“I think we’ve got the opportunity to produce something like Cypress Point and Pebble Beach in the two courses down here,” said Grant.

“With such spectacular links land and the opportunity to play so close to the coast, we have something reminiscent of what I’ve seen and played on over there.”

Certainly Golf Australia CEO Stephen Pitt said the flow-on effect from King Island’s emergence as a golf hotspot would be felt nationally.

“I think they will be absolutely must-play destinations and I think that’s important in terms of golf tourism,” Pitt said.

“I think it offers benefits for the whole country.”

“Often those top-end courses are the hook that gets people over but they play a whole range of courses while they’re here.”

Grant agrees: “Maybe it won’t happen in my lifetime, but this has got to open up and become some sort of a mecca for links golf in this country,” he said.

“As people come down here and see the dunes, they’ve got to be encouraged to do something with them.”

“I’ve been involved in golf for more than 50 years and came down here about four and a half years ago.”

“When I got off the plane, all I could see was Scottish and Irish links land and it just kept going and it goes from the northwest tip to the southwest tip of the island.”
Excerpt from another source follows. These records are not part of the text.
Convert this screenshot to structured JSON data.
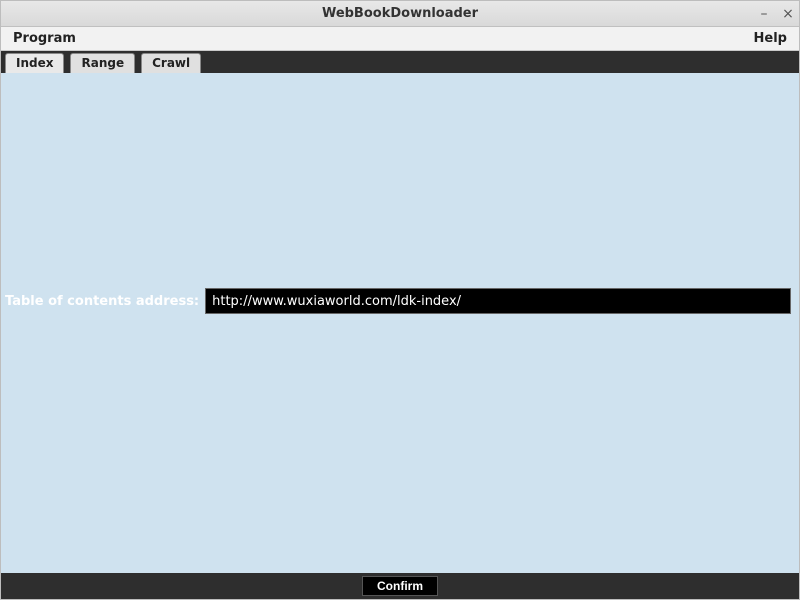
{
  "window": {
    "title": "WebBookDownloader"
  },
  "menubar": {
    "program": "Program",
    "help": "Help"
  },
  "tabs": {
    "index": "Index",
    "range": "Range",
    "crawl": "Crawl"
  },
  "form": {
    "label": "Table of contents address:",
    "value": "http://www.wuxiaworld.com/ldk-index/"
  },
  "buttons": {
    "confirm": "Confirm"
  }
}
“It really is incredible to think that people in Australia know so little about the potential of it for golf.”